• [What the task requires] Set each record down exactly, excluding all images.

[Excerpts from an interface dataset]
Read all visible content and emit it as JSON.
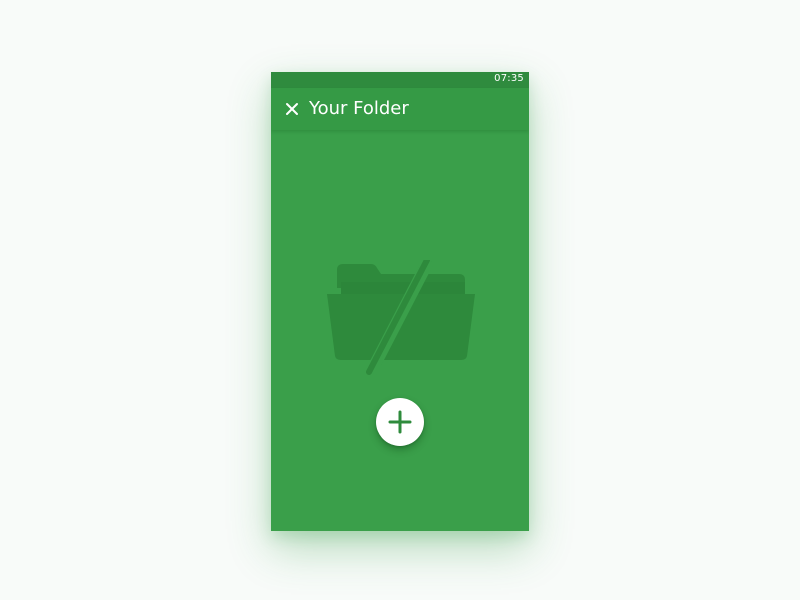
{
  "status_bar": {
    "time": "07:35"
  },
  "app_bar": {
    "title": "Your Folder",
    "close_icon": "close-icon"
  },
  "empty_state": {
    "icon": "folder-off-icon"
  },
  "fab": {
    "icon": "add-icon"
  },
  "colors": {
    "primary": "#3a9f4a",
    "primary_dark": "#2f8b3e",
    "app_bar": "#359a45",
    "icon_muted": "#2e8a3c",
    "fab_background": "#ffffff",
    "fab_icon": "#2e8b3c"
  }
}
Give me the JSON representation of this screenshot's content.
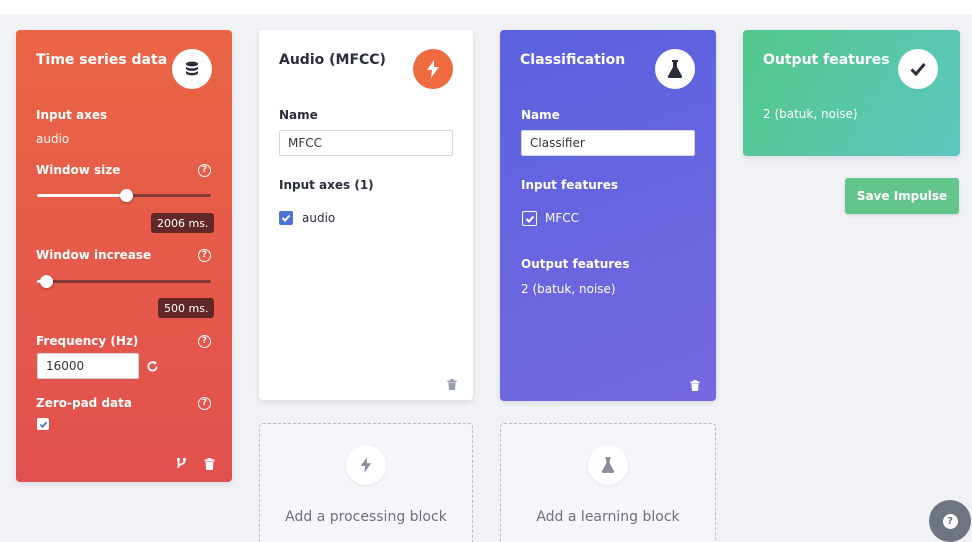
{
  "time_series": {
    "title": "Time series data",
    "icon": "database-icon",
    "input_axes_label": "Input axes",
    "input_axes_value": "audio",
    "window_size_label": "Window size",
    "window_size_value": "2006 ms.",
    "window_size_fraction": 0.51,
    "window_increase_label": "Window increase",
    "window_increase_value": "500 ms.",
    "window_increase_fraction": 0.05,
    "frequency_label": "Frequency (Hz)",
    "frequency_value": "16000",
    "zero_pad_label": "Zero-pad data",
    "zero_pad_checked": true,
    "help_glyph": "?"
  },
  "audio_block": {
    "title": "Audio (MFCC)",
    "icon": "lightning-icon",
    "name_label": "Name",
    "name_value": "MFCC",
    "input_axes_label": "Input axes (1)",
    "axis_item": "audio",
    "axis_checked": true
  },
  "classification_block": {
    "title": "Classification",
    "icon": "flask-icon",
    "name_label": "Name",
    "name_value": "Classifier",
    "input_features_label": "Input features",
    "input_feature_item": "MFCC",
    "output_features_label": "Output features",
    "output_features_value": "2 (batuk, noise)"
  },
  "output_block": {
    "title": "Output features",
    "icon": "checkmark-icon",
    "value": "2 (batuk, noise)"
  },
  "save_button": "Save Impulse",
  "add_processing": "Add a processing block",
  "add_learning": "Add a learning block",
  "help_button": "?",
  "colors": {
    "time_series": "#e65a48",
    "audio_accent": "#ef6a3e",
    "classification": "#6565e0",
    "output": "#55c8a0",
    "save": "#63c58a"
  }
}
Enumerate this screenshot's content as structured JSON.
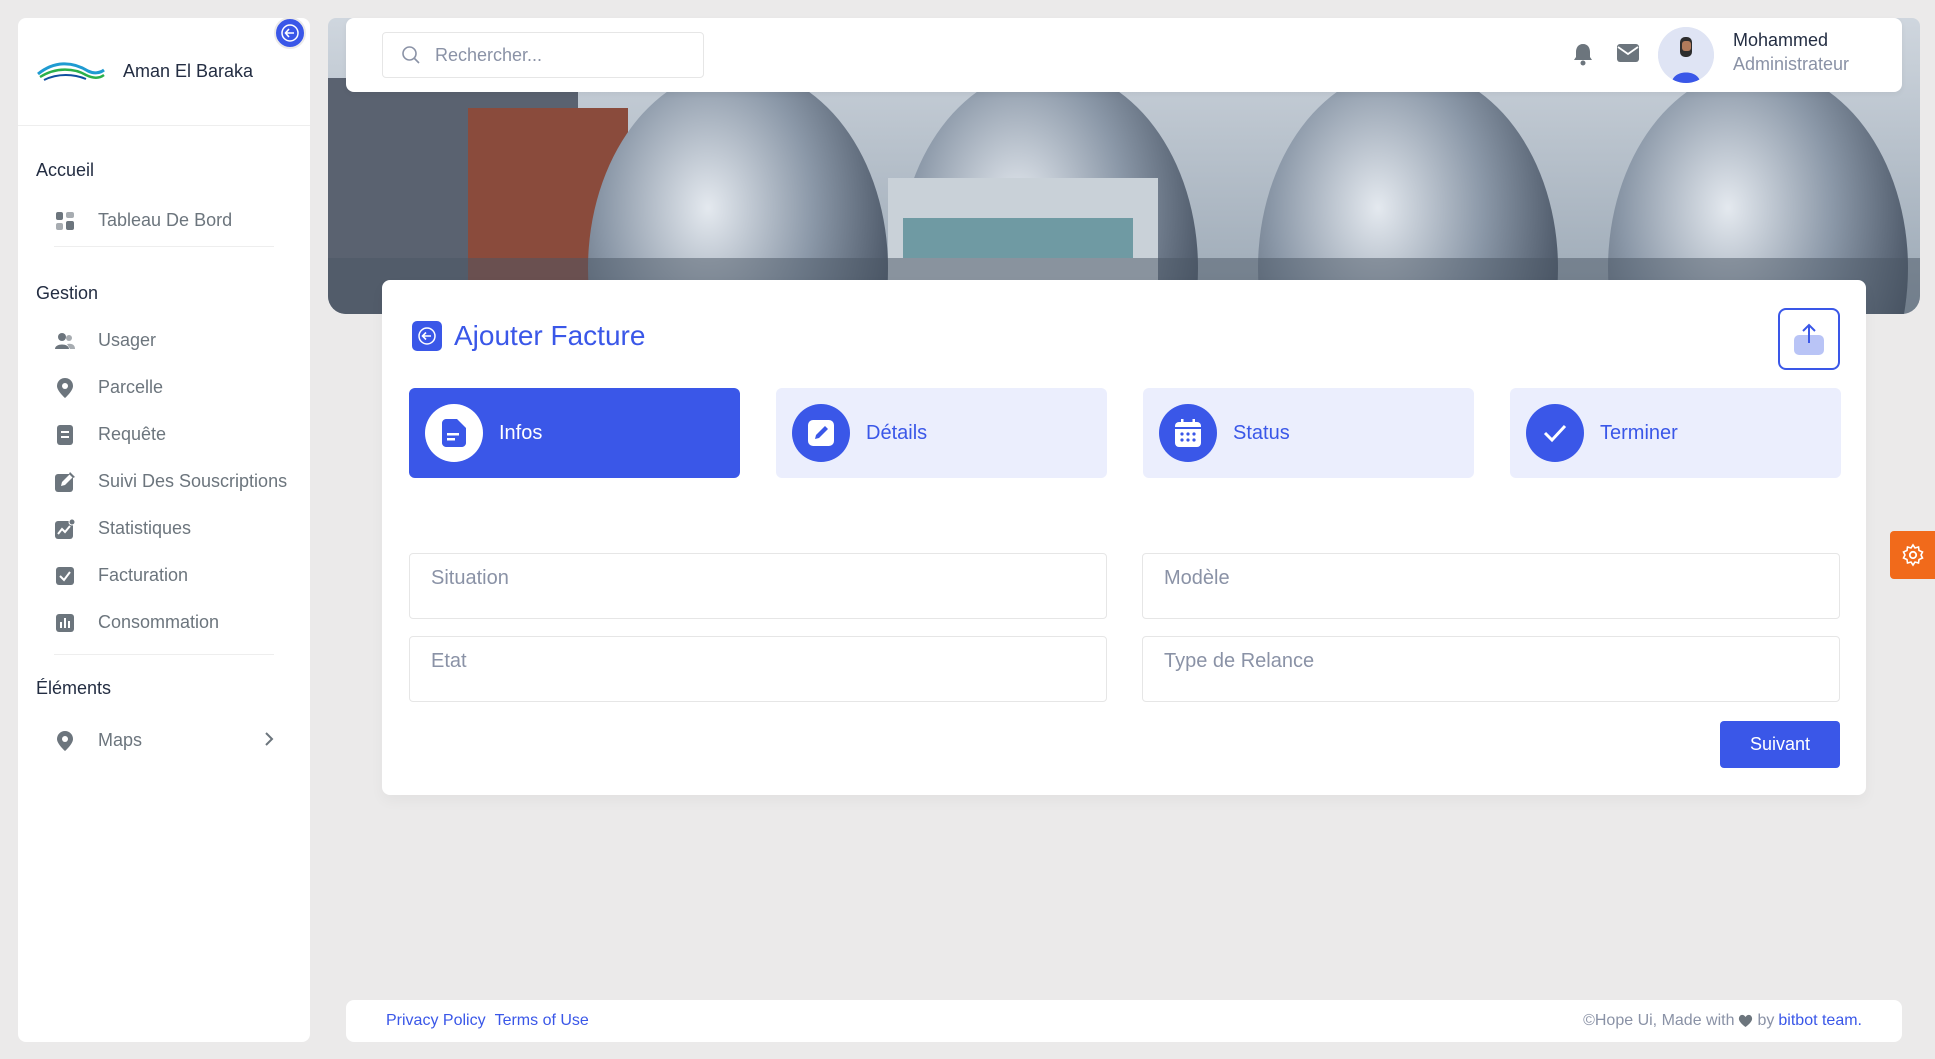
{
  "brand": {
    "name": "Aman El Baraka"
  },
  "sidebar": {
    "sections": [
      {
        "title": "Accueil"
      },
      {
        "title": "Gestion"
      },
      {
        "title": "Éléments"
      }
    ],
    "home_items": [
      {
        "label": "Tableau De Bord",
        "icon": "dashboard-icon"
      }
    ],
    "gestion_items": [
      {
        "label": "Usager",
        "icon": "users-icon"
      },
      {
        "label": "Parcelle",
        "icon": "location-pin-icon"
      },
      {
        "label": "Requête",
        "icon": "document-icon"
      },
      {
        "label": "Suivi Des Souscriptions",
        "icon": "edit-icon"
      },
      {
        "label": "Statistiques",
        "icon": "chart-icon"
      },
      {
        "label": "Facturation",
        "icon": "check-square-icon"
      },
      {
        "label": "Consommation",
        "icon": "bar-chart-icon"
      }
    ],
    "element_items": [
      {
        "label": "Maps",
        "icon": "map-pin-icon"
      }
    ]
  },
  "topbar": {
    "search_placeholder": "Rechercher...",
    "user_name": "Mohammed",
    "user_role": "Administrateur"
  },
  "card": {
    "title": "Ajouter Facture",
    "steps": [
      {
        "label": "Infos",
        "active": true
      },
      {
        "label": "Détails",
        "active": false
      },
      {
        "label": "Status",
        "active": false
      },
      {
        "label": "Terminer",
        "active": false
      }
    ],
    "fields": {
      "situation": "Situation",
      "modele": "Modèle",
      "etat": "Etat",
      "type_relance": "Type de Relance"
    },
    "next_label": "Suivant"
  },
  "footer": {
    "privacy": "Privacy Policy",
    "terms": "Terms of Use",
    "credit_prefix": "©Hope Ui, Made with",
    "credit_by": "by",
    "credit_team": "bitbot team."
  },
  "colors": {
    "primary": "#3a57e8",
    "accent": "#f16a1b",
    "background": "#ebeaea"
  }
}
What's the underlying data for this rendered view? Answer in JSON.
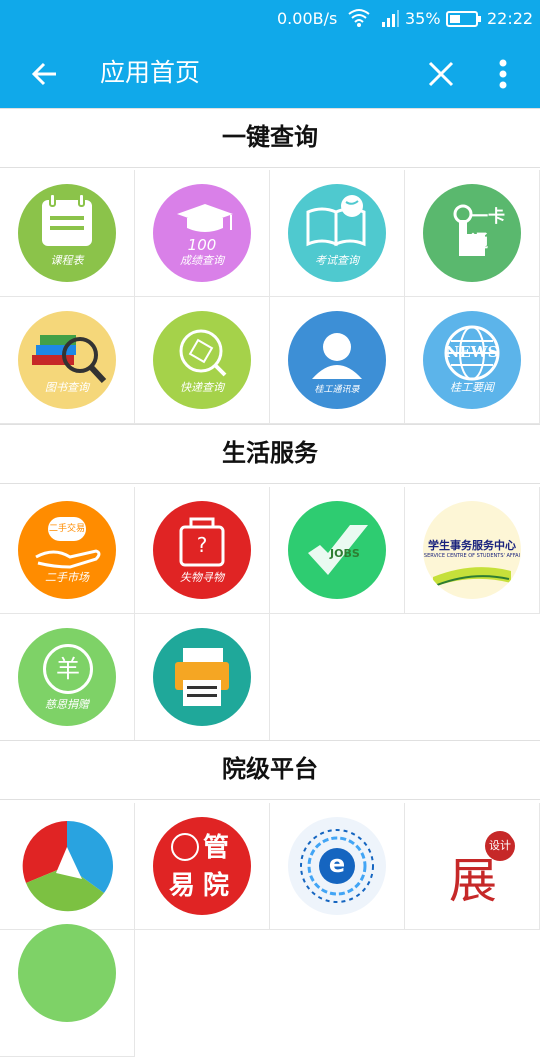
{
  "status_bar": {
    "net_speed": "0.00B/s",
    "battery": "35%",
    "time": "22:22"
  },
  "app_bar": {
    "title": "应用首页"
  },
  "sections": {
    "quick_query": "一键查询",
    "life_services": "生活服务",
    "college_platform": "院级平台"
  },
  "apps": {
    "schedule": "课程表",
    "grades": "成绩查询",
    "grades_num": "100",
    "exam": "考试查询",
    "card": "一卡通",
    "library": "图书查询",
    "express": "快递查询",
    "contacts": "桂工通讯录",
    "news_word": "NEWS",
    "news": "桂工要闻",
    "second_hand_badge": "二手交易",
    "second_hand": "二手市场",
    "lost_found_q": "?",
    "lost_found": "失物寻物",
    "jobs": "JOBS",
    "student_affairs_top": "学生事务服务中心",
    "student_affairs_sub": "SERVICE CENTRE OF STUDENTS' AFFAI",
    "donation_symbol": "羊",
    "donation": "慈恩捐赠",
    "mgmt_1": "管",
    "mgmt_2": "易",
    "mgmt_3": "院",
    "design_1": "展",
    "design_2": "设计",
    "e_letter": "e"
  },
  "colors": {
    "primary": "#10a9ea",
    "green": "#8bc34a",
    "purple": "#d980e8",
    "teal": "#4fc9cf",
    "green2": "#5ab86e",
    "yellow": "#f5d77a",
    "lime": "#a5d24a",
    "blue": "#3d8fd6",
    "sky": "#5cb4ea",
    "orange": "#ff8c00",
    "red": "#e02424"
  }
}
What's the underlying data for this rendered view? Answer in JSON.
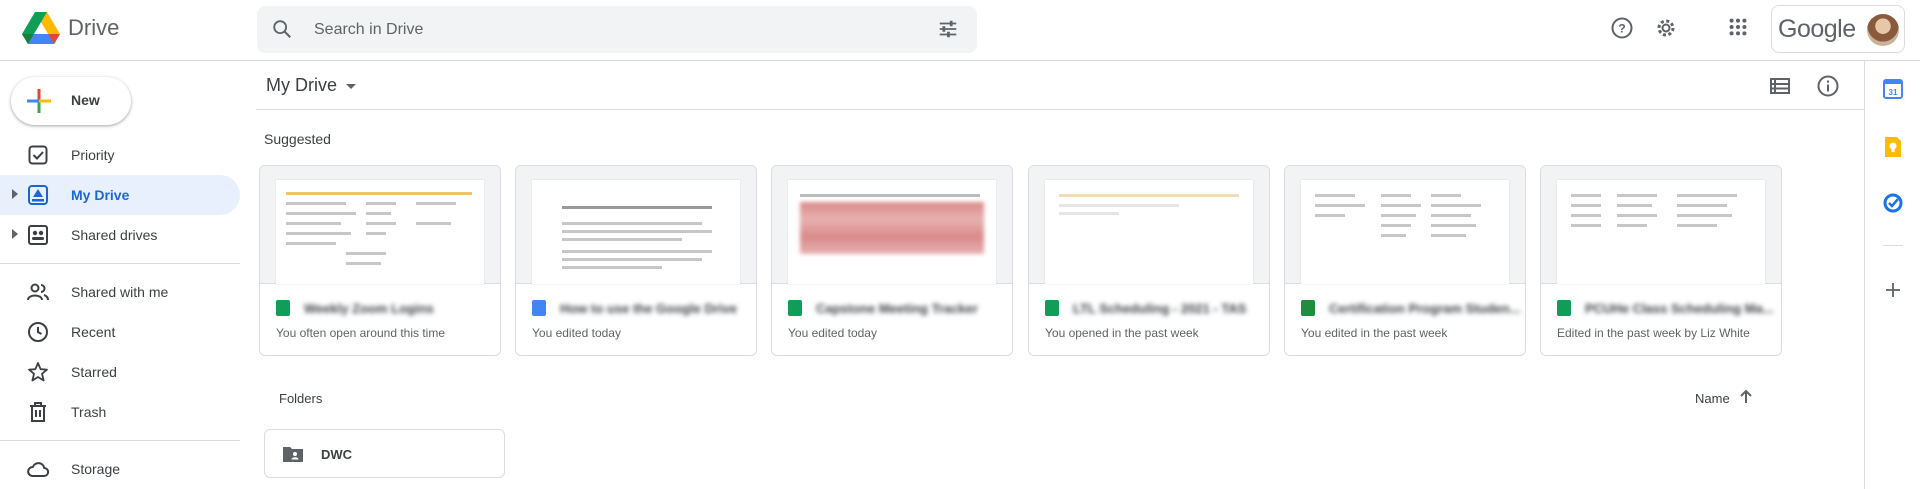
{
  "app": {
    "name": "Drive"
  },
  "search": {
    "placeholder": "Search in Drive"
  },
  "account": {
    "brand": "Google"
  },
  "new_button": {
    "label": "New"
  },
  "sidebar": {
    "items": [
      {
        "label": "Priority"
      },
      {
        "label": "My Drive"
      },
      {
        "label": "Shared drives"
      },
      {
        "label": "Shared with me"
      },
      {
        "label": "Recent"
      },
      {
        "label": "Starred"
      },
      {
        "label": "Trash"
      },
      {
        "label": "Storage"
      }
    ]
  },
  "main": {
    "title": "My Drive",
    "suggested_label": "Suggested",
    "folders_label": "Folders",
    "sort_label": "Name",
    "files": [
      {
        "name": "Weekly Zoom Logins",
        "sub": "You often open around this time",
        "type": "sheets",
        "color": "#0f9d58"
      },
      {
        "name": "How to use the Google Drive",
        "sub": "You edited today",
        "type": "docs",
        "color": "#4285f4"
      },
      {
        "name": "Capstone Meeting Tracker",
        "sub": "You edited today",
        "type": "sheets",
        "color": "#0f9d58"
      },
      {
        "name": "LTL Scheduling - 2021 - TAS",
        "sub": "You opened in the past week",
        "type": "sheets",
        "color": "#0f9d58"
      },
      {
        "name": "Certification Program Studen...",
        "sub": "You edited in the past week",
        "type": "excel",
        "color": "#1e8e3e"
      },
      {
        "name": "PCUHe Class Scheduling Ma...",
        "sub": "Edited in the past week by Liz White",
        "type": "sheets",
        "color": "#0f9d58"
      }
    ],
    "folders": [
      {
        "name": "DWC"
      }
    ]
  },
  "colors": {
    "accent": "#1967d2",
    "active_bg": "#e8f0fe",
    "border": "#dadce0"
  }
}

• [Reply]
Read all visible content and emit it as JSON.
{
  "status_bar": {
    "time": "07:35"
  },
  "app_bar": {
    "title": "Your Folder",
    "close_icon": "close-icon"
  },
  "empty_state": {
    "icon": "folder-off-icon"
  },
  "fab": {
    "icon": "add-icon"
  },
  "colors": {
    "primary": "#3a9f4a",
    "primary_dark": "#2f8b3e",
    "app_bar": "#359a45",
    "icon_muted": "#2e8a3c",
    "fab_background": "#ffffff",
    "fab_icon": "#2e8b3c"
  }
}
Give me the JSON representation of this screenshot's content.
{
  "time_series": {
    "title": "Time series data",
    "icon": "database-icon",
    "input_axes_label": "Input axes",
    "input_axes_value": "audio",
    "window_size_label": "Window size",
    "window_size_value": "2006 ms.",
    "window_size_fraction": 0.51,
    "window_increase_label": "Window increase",
    "window_increase_value": "500 ms.",
    "window_increase_fraction": 0.05,
    "frequency_label": "Frequency (Hz)",
    "frequency_value": "16000",
    "zero_pad_label": "Zero-pad data",
    "zero_pad_checked": true,
    "help_glyph": "?"
  },
  "audio_block": {
    "title": "Audio (MFCC)",
    "icon": "lightning-icon",
    "name_label": "Name",
    "name_value": "MFCC",
    "input_axes_label": "Input axes (1)",
    "axis_item": "audio",
    "axis_checked": true
  },
  "classification_block": {
    "title": "Classification",
    "icon": "flask-icon",
    "name_label": "Name",
    "name_value": "Classifier",
    "input_features_label": "Input features",
    "input_feature_item": "MFCC",
    "output_features_label": "Output features",
    "output_features_value": "2 (batuk, noise)"
  },
  "output_block": {
    "title": "Output features",
    "icon": "checkmark-icon",
    "value": "2 (batuk, noise)"
  },
  "save_button": "Save Impulse",
  "add_processing": "Add a processing block",
  "add_learning": "Add a learning block",
  "help_button": "?",
  "colors": {
    "time_series": "#e65a48",
    "audio_accent": "#ef6a3e",
    "classification": "#6565e0",
    "output": "#55c8a0",
    "save": "#63c58a"
  }
}
Enumerate this screenshot's content as structured JSON.
{
  "brand": {
    "name": "Aman El Baraka"
  },
  "sidebar": {
    "sections": [
      {
        "title": "Accueil"
      },
      {
        "title": "Gestion"
      },
      {
        "title": "Éléments"
      }
    ],
    "home_items": [
      {
        "label": "Tableau De Bord",
        "icon": "dashboard-icon"
      }
    ],
    "gestion_items": [
      {
        "label": "Usager",
        "icon": "users-icon"
      },
      {
        "label": "Parcelle",
        "icon": "location-pin-icon"
      },
      {
        "label": "Requête",
        "icon": "document-icon"
      },
      {
        "label": "Suivi Des Souscriptions",
        "icon": "edit-icon"
      },
      {
        "label": "Statistiques",
        "icon": "chart-icon"
      },
      {
        "label": "Facturation",
        "icon": "check-square-icon"
      },
      {
        "label": "Consommation",
        "icon": "bar-chart-icon"
      }
    ],
    "element_items": [
      {
        "label": "Maps",
        "icon": "map-pin-icon"
      }
    ]
  },
  "topbar": {
    "search_placeholder": "Rechercher...",
    "user_name": "Mohammed",
    "user_role": "Administrateur"
  },
  "card": {
    "title": "Ajouter Facture",
    "steps": [
      {
        "label": "Infos",
        "active": true
      },
      {
        "label": "Détails",
        "active": false
      },
      {
        "label": "Status",
        "active": false
      },
      {
        "label": "Terminer",
        "active": false
      }
    ],
    "fields": {
      "situation": "Situation",
      "modele": "Modèle",
      "etat": "Etat",
      "type_relance": "Type de Relance"
    },
    "next_label": "Suivant"
  },
  "footer": {
    "privacy": "Privacy Policy",
    "terms": "Terms of Use",
    "credit_prefix": "©Hope Ui, Made with",
    "credit_by": "by",
    "credit_team": "bitbot team."
  },
  "colors": {
    "primary": "#3a57e8",
    "accent": "#f16a1b",
    "background": "#ebeaea"
  }
}
What's the underlying data for this rendered view? Answer in JSON.
{
  "status_bar": {
    "net_speed": "0.00B/s",
    "battery": "35%",
    "time": "22:22"
  },
  "app_bar": {
    "title": "应用首页"
  },
  "sections": {
    "quick_query": "一键查询",
    "life_services": "生活服务",
    "college_platform": "院级平台"
  },
  "apps": {
    "schedule": "课程表",
    "grades": "成绩查询",
    "grades_num": "100",
    "exam": "考试查询",
    "card": "一卡通",
    "library": "图书查询",
    "express": "快递查询",
    "contacts": "桂工通讯录",
    "news_word": "NEWS",
    "news": "桂工要闻",
    "second_hand_badge": "二手交易",
    "second_hand": "二手市场",
    "lost_found_q": "?",
    "lost_found": "失物寻物",
    "jobs": "JOBS",
    "student_affairs_top": "学生事务服务中心",
    "student_affairs_sub": "SERVICE CENTRE OF STUDENTS' AFFAI",
    "donation_symbol": "羊",
    "donation": "慈恩捐赠",
    "mgmt_1": "管",
    "mgmt_2": "易",
    "mgmt_3": "院",
    "design_1": "展",
    "design_2": "设计",
    "e_letter": "e"
  },
  "colors": {
    "primary": "#10a9ea",
    "green": "#8bc34a",
    "purple": "#d980e8",
    "teal": "#4fc9cf",
    "green2": "#5ab86e",
    "yellow": "#f5d77a",
    "lime": "#a5d24a",
    "blue": "#3d8fd6",
    "sky": "#5cb4ea",
    "orange": "#ff8c00",
    "red": "#e02424"
  }
}
What's the underlying data for this rendered view? Answer in JSON.
{
  "app": {
    "name": "Drive"
  },
  "search": {
    "placeholder": "Search in Drive"
  },
  "account": {
    "brand": "Google"
  },
  "new_button": {
    "label": "New"
  },
  "sidebar": {
    "items": [
      {
        "label": "Priority"
      },
      {
        "label": "My Drive"
      },
      {
        "label": "Shared drives"
      },
      {
        "label": "Shared with me"
      },
      {
        "label": "Recent"
      },
      {
        "label": "Starred"
      },
      {
        "label": "Trash"
      },
      {
        "label": "Storage"
      }
    ]
  },
  "main": {
    "title": "My Drive",
    "suggested_label": "Suggested",
    "folders_label": "Folders",
    "sort_label": "Name",
    "files": [
      {
        "name": "Weekly Zoom Logins",
        "sub": "You often open around this time",
        "type": "sheets",
        "color": "#0f9d58"
      },
      {
        "name": "How to use the Google Drive",
        "sub": "You edited today",
        "type": "docs",
        "color": "#4285f4"
      },
      {
        "name": "Capstone Meeting Tracker",
        "sub": "You edited today",
        "type": "sheets",
        "color": "#0f9d58"
      },
      {
        "name": "LTL Scheduling - 2021 - TAS",
        "sub": "You opened in the past week",
        "type": "sheets",
        "color": "#0f9d58"
      },
      {
        "name": "Certification Program Studen...",
        "sub": "You edited in the past week",
        "type": "excel",
        "color": "#1e8e3e"
      },
      {
        "name": "PCUHe Class Scheduling Ma...",
        "sub": "Edited in the past week by Liz White",
        "type": "sheets",
        "color": "#0f9d58"
      }
    ],
    "folders": [
      {
        "name": "DWC"
      }
    ]
  },
  "colors": {
    "accent": "#1967d2",
    "active_bg": "#e8f0fe",
    "border": "#dadce0"
  }
}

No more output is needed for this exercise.